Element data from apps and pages
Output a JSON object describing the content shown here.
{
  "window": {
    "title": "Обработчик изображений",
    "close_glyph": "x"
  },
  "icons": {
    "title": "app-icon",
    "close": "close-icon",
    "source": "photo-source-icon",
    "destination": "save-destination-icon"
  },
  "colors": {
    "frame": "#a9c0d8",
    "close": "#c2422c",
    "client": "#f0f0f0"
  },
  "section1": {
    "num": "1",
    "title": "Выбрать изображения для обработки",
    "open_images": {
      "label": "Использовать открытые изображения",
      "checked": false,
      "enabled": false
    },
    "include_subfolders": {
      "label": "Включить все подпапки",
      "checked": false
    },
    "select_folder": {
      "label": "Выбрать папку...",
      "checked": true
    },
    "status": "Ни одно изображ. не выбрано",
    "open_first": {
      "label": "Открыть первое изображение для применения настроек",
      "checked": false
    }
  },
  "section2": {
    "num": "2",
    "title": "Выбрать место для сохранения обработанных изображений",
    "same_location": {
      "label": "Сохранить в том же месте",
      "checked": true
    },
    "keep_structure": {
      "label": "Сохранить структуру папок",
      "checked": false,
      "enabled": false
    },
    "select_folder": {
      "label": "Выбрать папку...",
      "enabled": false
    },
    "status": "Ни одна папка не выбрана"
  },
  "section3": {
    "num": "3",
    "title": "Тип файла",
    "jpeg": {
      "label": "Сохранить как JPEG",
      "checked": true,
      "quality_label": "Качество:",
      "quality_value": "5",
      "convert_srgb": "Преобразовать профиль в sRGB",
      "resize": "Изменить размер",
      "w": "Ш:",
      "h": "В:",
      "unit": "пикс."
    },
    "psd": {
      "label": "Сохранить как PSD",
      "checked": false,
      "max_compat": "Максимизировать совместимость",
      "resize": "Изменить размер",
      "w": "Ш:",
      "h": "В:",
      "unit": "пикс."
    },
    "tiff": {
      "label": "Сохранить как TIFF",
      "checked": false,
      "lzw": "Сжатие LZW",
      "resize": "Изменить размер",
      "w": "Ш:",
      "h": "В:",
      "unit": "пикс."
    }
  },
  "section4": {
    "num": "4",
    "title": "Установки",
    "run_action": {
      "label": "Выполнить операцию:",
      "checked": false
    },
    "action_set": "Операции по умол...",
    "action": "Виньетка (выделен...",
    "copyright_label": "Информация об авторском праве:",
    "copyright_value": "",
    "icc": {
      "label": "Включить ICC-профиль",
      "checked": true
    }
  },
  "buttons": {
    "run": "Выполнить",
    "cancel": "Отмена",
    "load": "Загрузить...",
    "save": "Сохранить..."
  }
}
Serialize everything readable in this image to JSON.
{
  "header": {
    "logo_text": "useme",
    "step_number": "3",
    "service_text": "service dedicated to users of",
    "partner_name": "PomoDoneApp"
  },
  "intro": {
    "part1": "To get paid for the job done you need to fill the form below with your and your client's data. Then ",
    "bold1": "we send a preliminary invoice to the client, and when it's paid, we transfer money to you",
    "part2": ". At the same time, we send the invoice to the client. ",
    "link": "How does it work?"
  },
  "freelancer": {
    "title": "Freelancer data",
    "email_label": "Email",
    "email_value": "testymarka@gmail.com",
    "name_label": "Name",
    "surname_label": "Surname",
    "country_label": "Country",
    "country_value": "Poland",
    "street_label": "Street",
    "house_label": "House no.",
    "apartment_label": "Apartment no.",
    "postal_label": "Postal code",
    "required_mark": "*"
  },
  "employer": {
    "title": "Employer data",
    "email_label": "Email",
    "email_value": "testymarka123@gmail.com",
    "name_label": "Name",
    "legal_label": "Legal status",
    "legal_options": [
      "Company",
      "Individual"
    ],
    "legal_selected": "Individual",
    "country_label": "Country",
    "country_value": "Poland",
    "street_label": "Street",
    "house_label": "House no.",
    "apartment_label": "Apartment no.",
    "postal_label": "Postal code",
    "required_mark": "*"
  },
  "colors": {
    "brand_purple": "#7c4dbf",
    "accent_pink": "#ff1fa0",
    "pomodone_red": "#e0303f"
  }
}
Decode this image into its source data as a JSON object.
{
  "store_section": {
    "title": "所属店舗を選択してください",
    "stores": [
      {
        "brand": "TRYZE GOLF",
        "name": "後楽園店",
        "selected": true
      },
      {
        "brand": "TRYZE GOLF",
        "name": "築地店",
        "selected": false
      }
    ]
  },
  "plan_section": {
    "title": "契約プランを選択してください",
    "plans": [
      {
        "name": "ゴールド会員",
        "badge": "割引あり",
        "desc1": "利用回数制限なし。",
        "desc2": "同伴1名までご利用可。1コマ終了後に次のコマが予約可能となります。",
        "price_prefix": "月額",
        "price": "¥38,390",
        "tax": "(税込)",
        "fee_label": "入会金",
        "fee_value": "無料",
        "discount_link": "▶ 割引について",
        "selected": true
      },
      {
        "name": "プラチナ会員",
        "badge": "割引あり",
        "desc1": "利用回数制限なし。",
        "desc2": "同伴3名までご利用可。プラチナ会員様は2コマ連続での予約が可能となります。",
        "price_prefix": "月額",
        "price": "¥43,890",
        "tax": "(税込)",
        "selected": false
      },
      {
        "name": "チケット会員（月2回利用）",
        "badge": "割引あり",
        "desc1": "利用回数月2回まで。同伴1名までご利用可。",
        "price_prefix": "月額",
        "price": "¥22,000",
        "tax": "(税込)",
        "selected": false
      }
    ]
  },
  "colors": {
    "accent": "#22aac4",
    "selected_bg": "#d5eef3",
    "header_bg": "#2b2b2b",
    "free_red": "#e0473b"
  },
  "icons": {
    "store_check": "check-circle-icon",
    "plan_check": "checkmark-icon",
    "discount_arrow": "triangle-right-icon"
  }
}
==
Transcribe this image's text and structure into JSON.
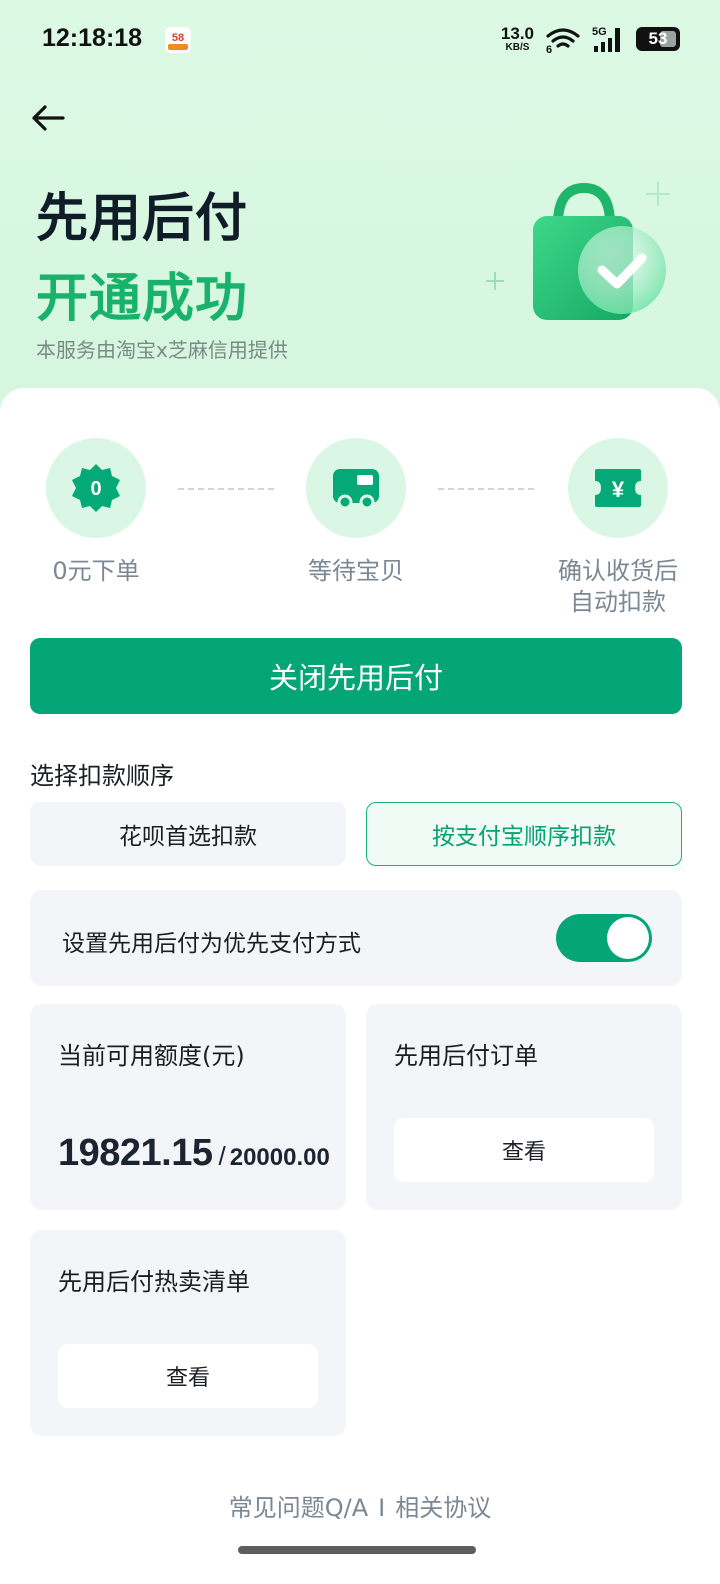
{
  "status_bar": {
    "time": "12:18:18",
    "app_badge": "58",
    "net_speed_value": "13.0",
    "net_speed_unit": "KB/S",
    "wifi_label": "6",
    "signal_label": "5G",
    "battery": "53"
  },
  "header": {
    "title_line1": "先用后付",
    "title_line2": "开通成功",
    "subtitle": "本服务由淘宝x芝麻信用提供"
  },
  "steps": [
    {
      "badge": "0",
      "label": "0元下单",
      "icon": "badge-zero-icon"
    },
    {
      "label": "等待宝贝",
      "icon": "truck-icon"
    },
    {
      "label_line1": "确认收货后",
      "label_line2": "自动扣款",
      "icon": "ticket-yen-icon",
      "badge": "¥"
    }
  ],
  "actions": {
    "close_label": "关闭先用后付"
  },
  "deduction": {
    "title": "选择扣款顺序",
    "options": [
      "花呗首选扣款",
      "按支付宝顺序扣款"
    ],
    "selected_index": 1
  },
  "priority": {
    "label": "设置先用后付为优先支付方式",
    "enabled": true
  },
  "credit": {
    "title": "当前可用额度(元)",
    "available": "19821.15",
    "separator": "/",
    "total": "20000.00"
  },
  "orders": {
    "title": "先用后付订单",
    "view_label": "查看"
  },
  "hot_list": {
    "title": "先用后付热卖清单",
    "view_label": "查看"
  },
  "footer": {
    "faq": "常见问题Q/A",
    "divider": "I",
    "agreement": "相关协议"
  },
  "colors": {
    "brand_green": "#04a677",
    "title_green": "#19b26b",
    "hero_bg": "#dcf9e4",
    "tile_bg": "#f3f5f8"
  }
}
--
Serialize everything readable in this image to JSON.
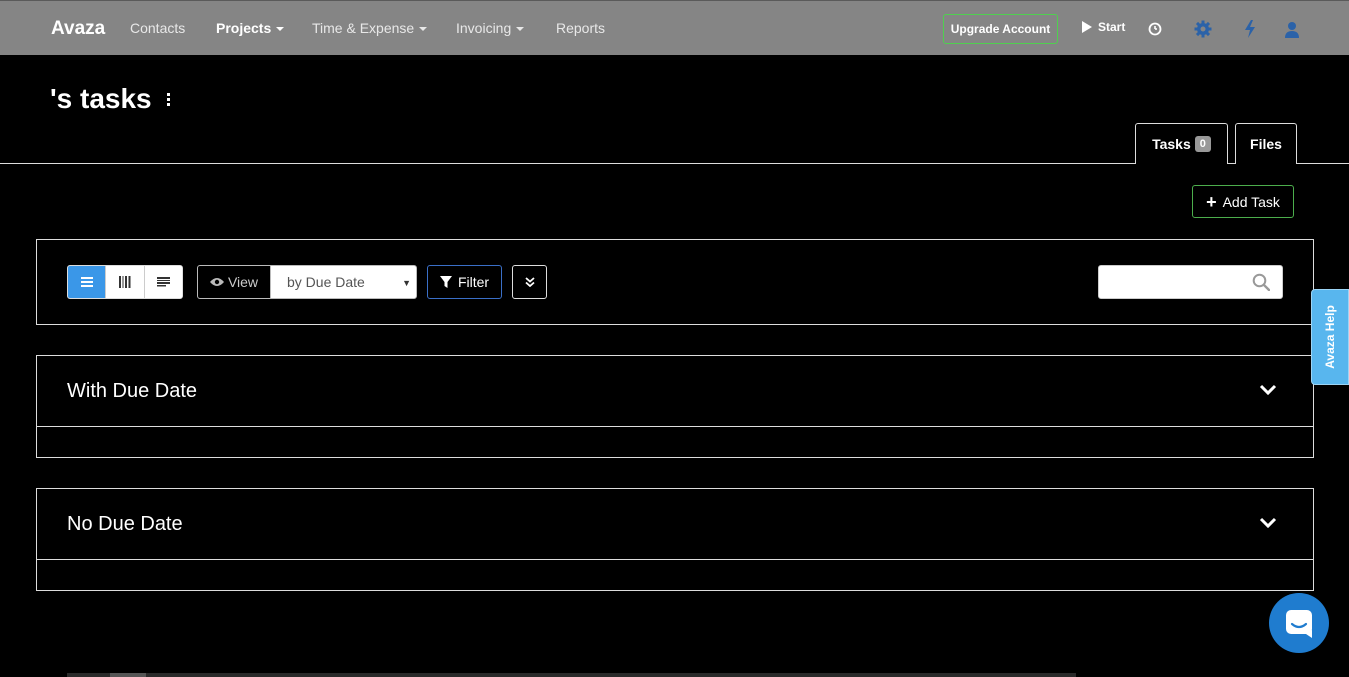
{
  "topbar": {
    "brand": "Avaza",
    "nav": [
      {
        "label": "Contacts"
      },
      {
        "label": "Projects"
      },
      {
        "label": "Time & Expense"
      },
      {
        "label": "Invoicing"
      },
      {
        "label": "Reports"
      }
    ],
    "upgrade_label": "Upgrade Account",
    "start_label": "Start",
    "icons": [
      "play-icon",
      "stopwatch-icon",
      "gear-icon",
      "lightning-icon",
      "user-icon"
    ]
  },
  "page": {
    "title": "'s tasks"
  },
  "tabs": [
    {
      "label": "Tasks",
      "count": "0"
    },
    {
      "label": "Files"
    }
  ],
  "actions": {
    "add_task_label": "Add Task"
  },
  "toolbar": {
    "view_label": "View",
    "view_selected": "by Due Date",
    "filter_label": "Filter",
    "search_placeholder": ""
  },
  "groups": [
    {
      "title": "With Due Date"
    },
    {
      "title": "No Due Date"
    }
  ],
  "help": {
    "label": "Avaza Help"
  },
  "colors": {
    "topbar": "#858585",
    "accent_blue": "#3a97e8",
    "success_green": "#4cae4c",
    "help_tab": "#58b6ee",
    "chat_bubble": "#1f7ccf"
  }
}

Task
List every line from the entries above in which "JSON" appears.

Completed exercise
Output a JSON object describing the content shown here.
Serialize everything readable in this image to JSON.
Decode this image into its source data as a JSON object.
Transcribe this image's text and structure into JSON.
Serialize everything readable in this image to JSON.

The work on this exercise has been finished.